• [TASK] Go through the records, and copy each line in which the string "card" is present.

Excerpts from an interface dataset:
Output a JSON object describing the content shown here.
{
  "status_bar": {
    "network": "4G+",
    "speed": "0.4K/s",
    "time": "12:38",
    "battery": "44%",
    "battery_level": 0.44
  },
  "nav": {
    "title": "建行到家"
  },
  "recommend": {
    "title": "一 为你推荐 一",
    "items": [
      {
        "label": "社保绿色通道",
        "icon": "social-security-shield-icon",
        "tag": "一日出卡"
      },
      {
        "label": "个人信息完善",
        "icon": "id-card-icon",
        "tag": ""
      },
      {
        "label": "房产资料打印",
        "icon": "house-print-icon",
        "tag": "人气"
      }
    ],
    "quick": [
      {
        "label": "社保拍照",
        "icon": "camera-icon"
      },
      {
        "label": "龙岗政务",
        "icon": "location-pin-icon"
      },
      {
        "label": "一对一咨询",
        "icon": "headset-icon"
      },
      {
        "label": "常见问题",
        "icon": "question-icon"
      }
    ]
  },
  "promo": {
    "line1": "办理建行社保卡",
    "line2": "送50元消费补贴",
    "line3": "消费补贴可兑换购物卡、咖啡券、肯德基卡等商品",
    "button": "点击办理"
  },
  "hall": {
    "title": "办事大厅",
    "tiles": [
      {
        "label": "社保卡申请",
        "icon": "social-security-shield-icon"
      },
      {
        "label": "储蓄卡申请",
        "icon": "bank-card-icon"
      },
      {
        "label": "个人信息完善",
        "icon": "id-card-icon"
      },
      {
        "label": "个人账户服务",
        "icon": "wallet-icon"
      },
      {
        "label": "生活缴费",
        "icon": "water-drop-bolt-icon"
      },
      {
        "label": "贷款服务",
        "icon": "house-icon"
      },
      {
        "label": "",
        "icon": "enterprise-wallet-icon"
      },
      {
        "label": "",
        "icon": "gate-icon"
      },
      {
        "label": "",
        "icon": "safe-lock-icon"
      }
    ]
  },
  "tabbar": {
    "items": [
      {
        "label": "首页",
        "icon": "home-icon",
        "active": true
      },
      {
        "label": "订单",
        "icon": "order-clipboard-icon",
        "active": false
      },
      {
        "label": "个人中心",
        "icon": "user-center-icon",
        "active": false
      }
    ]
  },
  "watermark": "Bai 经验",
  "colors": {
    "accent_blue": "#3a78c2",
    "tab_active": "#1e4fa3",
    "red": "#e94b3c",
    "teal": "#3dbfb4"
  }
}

• [RESPONSE AREA]
        "icon": "id-card-icon",
        "icon": "bank-card-icon"
        "icon": "id-card-icon"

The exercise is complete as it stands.